One of the final attacks from Blair's camp to stop Gordon Brown taking over as prime minister was from the civil servant Lord Turnbull. He accused Brown of having a "Stalinist ruthlessness" and saying he was like "Macavity's cat".
The cat in question comes from a TS Eliot poem. "He always has an alibi, and one or two to spare: At whatever time the deed took place - MACAVITY WASN'T THERE!"
Blair had a talent for never taking the blame for his actions. Brown has continued and extended the habit.
The contradiction of being both the neoliberal architect of New Labour and having to distance himself from Blair to stay in power is the route to understanding Gordon Brown.
This thoughtful book attempts to look at what is different with Brown.
Beckett has written a number of useful political biographies and is suitably hostile to Blair, who he dismisses as "a Ramsay MacDonald figure". His opposition to the war in Iraq and city academies is admirable. But unfortunately his desire for Labour to be a bit better seems to make him swallow too much of Brown's spin.
We are told were Brown prime minister at the time, he would have backed the invasion of Iraq but would have wanted a firm plan for occupation that might have stopped the chaos. Brown didn't seem to mind paying for it and looks to be scrambling for a withdrawal option precisely because his and Blair's invasion was such an unmitigated disaster.
Beckett labels Brown an earnest 1950s figure, contrasted to Blair, just two years younger but a middle class 1960s trendy. This emphasises form rather than substance. More dangerous is the perception that Brown, unlike Blair, is part of the "Labour Family".

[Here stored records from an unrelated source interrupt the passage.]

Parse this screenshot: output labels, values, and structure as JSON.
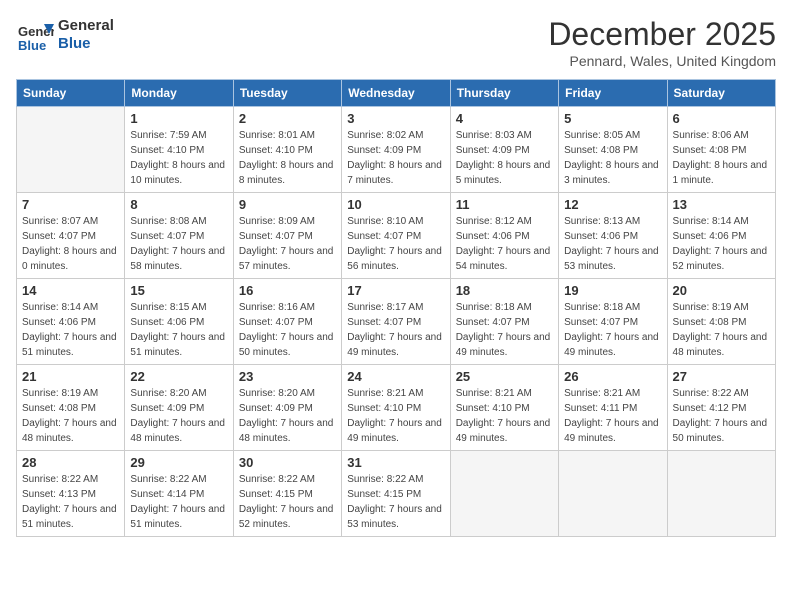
{
  "logo": {
    "general": "General",
    "blue": "Blue"
  },
  "header": {
    "month": "December 2025",
    "location": "Pennard, Wales, United Kingdom"
  },
  "days_of_week": [
    "Sunday",
    "Monday",
    "Tuesday",
    "Wednesday",
    "Thursday",
    "Friday",
    "Saturday"
  ],
  "weeks": [
    [
      {
        "day": "",
        "sunrise": "",
        "sunset": "",
        "daylight": ""
      },
      {
        "day": "1",
        "sunrise": "Sunrise: 7:59 AM",
        "sunset": "Sunset: 4:10 PM",
        "daylight": "Daylight: 8 hours and 10 minutes."
      },
      {
        "day": "2",
        "sunrise": "Sunrise: 8:01 AM",
        "sunset": "Sunset: 4:10 PM",
        "daylight": "Daylight: 8 hours and 8 minutes."
      },
      {
        "day": "3",
        "sunrise": "Sunrise: 8:02 AM",
        "sunset": "Sunset: 4:09 PM",
        "daylight": "Daylight: 8 hours and 7 minutes."
      },
      {
        "day": "4",
        "sunrise": "Sunrise: 8:03 AM",
        "sunset": "Sunset: 4:09 PM",
        "daylight": "Daylight: 8 hours and 5 minutes."
      },
      {
        "day": "5",
        "sunrise": "Sunrise: 8:05 AM",
        "sunset": "Sunset: 4:08 PM",
        "daylight": "Daylight: 8 hours and 3 minutes."
      },
      {
        "day": "6",
        "sunrise": "Sunrise: 8:06 AM",
        "sunset": "Sunset: 4:08 PM",
        "daylight": "Daylight: 8 hours and 1 minute."
      }
    ],
    [
      {
        "day": "7",
        "sunrise": "Sunrise: 8:07 AM",
        "sunset": "Sunset: 4:07 PM",
        "daylight": "Daylight: 8 hours and 0 minutes."
      },
      {
        "day": "8",
        "sunrise": "Sunrise: 8:08 AM",
        "sunset": "Sunset: 4:07 PM",
        "daylight": "Daylight: 7 hours and 58 minutes."
      },
      {
        "day": "9",
        "sunrise": "Sunrise: 8:09 AM",
        "sunset": "Sunset: 4:07 PM",
        "daylight": "Daylight: 7 hours and 57 minutes."
      },
      {
        "day": "10",
        "sunrise": "Sunrise: 8:10 AM",
        "sunset": "Sunset: 4:07 PM",
        "daylight": "Daylight: 7 hours and 56 minutes."
      },
      {
        "day": "11",
        "sunrise": "Sunrise: 8:12 AM",
        "sunset": "Sunset: 4:06 PM",
        "daylight": "Daylight: 7 hours and 54 minutes."
      },
      {
        "day": "12",
        "sunrise": "Sunrise: 8:13 AM",
        "sunset": "Sunset: 4:06 PM",
        "daylight": "Daylight: 7 hours and 53 minutes."
      },
      {
        "day": "13",
        "sunrise": "Sunrise: 8:14 AM",
        "sunset": "Sunset: 4:06 PM",
        "daylight": "Daylight: 7 hours and 52 minutes."
      }
    ],
    [
      {
        "day": "14",
        "sunrise": "Sunrise: 8:14 AM",
        "sunset": "Sunset: 4:06 PM",
        "daylight": "Daylight: 7 hours and 51 minutes."
      },
      {
        "day": "15",
        "sunrise": "Sunrise: 8:15 AM",
        "sunset": "Sunset: 4:06 PM",
        "daylight": "Daylight: 7 hours and 51 minutes."
      },
      {
        "day": "16",
        "sunrise": "Sunrise: 8:16 AM",
        "sunset": "Sunset: 4:07 PM",
        "daylight": "Daylight: 7 hours and 50 minutes."
      },
      {
        "day": "17",
        "sunrise": "Sunrise: 8:17 AM",
        "sunset": "Sunset: 4:07 PM",
        "daylight": "Daylight: 7 hours and 49 minutes."
      },
      {
        "day": "18",
        "sunrise": "Sunrise: 8:18 AM",
        "sunset": "Sunset: 4:07 PM",
        "daylight": "Daylight: 7 hours and 49 minutes."
      },
      {
        "day": "19",
        "sunrise": "Sunrise: 8:18 AM",
        "sunset": "Sunset: 4:07 PM",
        "daylight": "Daylight: 7 hours and 49 minutes."
      },
      {
        "day": "20",
        "sunrise": "Sunrise: 8:19 AM",
        "sunset": "Sunset: 4:08 PM",
        "daylight": "Daylight: 7 hours and 48 minutes."
      }
    ],
    [
      {
        "day": "21",
        "sunrise": "Sunrise: 8:19 AM",
        "sunset": "Sunset: 4:08 PM",
        "daylight": "Daylight: 7 hours and 48 minutes."
      },
      {
        "day": "22",
        "sunrise": "Sunrise: 8:20 AM",
        "sunset": "Sunset: 4:09 PM",
        "daylight": "Daylight: 7 hours and 48 minutes."
      },
      {
        "day": "23",
        "sunrise": "Sunrise: 8:20 AM",
        "sunset": "Sunset: 4:09 PM",
        "daylight": "Daylight: 7 hours and 48 minutes."
      },
      {
        "day": "24",
        "sunrise": "Sunrise: 8:21 AM",
        "sunset": "Sunset: 4:10 PM",
        "daylight": "Daylight: 7 hours and 49 minutes."
      },
      {
        "day": "25",
        "sunrise": "Sunrise: 8:21 AM",
        "sunset": "Sunset: 4:10 PM",
        "daylight": "Daylight: 7 hours and 49 minutes."
      },
      {
        "day": "26",
        "sunrise": "Sunrise: 8:21 AM",
        "sunset": "Sunset: 4:11 PM",
        "daylight": "Daylight: 7 hours and 49 minutes."
      },
      {
        "day": "27",
        "sunrise": "Sunrise: 8:22 AM",
        "sunset": "Sunset: 4:12 PM",
        "daylight": "Daylight: 7 hours and 50 minutes."
      }
    ],
    [
      {
        "day": "28",
        "sunrise": "Sunrise: 8:22 AM",
        "sunset": "Sunset: 4:13 PM",
        "daylight": "Daylight: 7 hours and 51 minutes."
      },
      {
        "day": "29",
        "sunrise": "Sunrise: 8:22 AM",
        "sunset": "Sunset: 4:14 PM",
        "daylight": "Daylight: 7 hours and 51 minutes."
      },
      {
        "day": "30",
        "sunrise": "Sunrise: 8:22 AM",
        "sunset": "Sunset: 4:15 PM",
        "daylight": "Daylight: 7 hours and 52 minutes."
      },
      {
        "day": "31",
        "sunrise": "Sunrise: 8:22 AM",
        "sunset": "Sunset: 4:15 PM",
        "daylight": "Daylight: 7 hours and 53 minutes."
      },
      {
        "day": "",
        "sunrise": "",
        "sunset": "",
        "daylight": ""
      },
      {
        "day": "",
        "sunrise": "",
        "sunset": "",
        "daylight": ""
      },
      {
        "day": "",
        "sunrise": "",
        "sunset": "",
        "daylight": ""
      }
    ]
  ]
}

This is nothing new. Blair and Brown pretended to be leftish Tribunites during the 1980s, saying as much about that self delusion as it does about politicians' greasy pole climbing skills. Beckett is the latest to make the convincing argument that the reason Brown didn't stand against Blair in 1994 for party leadership is that it would have held up the "modernising" project in the Labour Party.
Blair would have moved to the right and Brown would have moved to the left (in reality the union bureaucracy) to win, so Brown stood down so the Labour party could move more effectively to the right.
The rebellions over tuition fees, foundation hospitals and trust schools were all scuppered by Brown who was most fearful of Labour in any way moving left.
Brown's recent crackdown on public sector wages is the latest part of his commitment to neoliberalism. But as early as 1995 his first speech as shadow chancellor was titled "The Dynamic Market Economy".
Betting that Gordon Brown is going to move the party left is to setting oneself up for severe and brutal disappointment.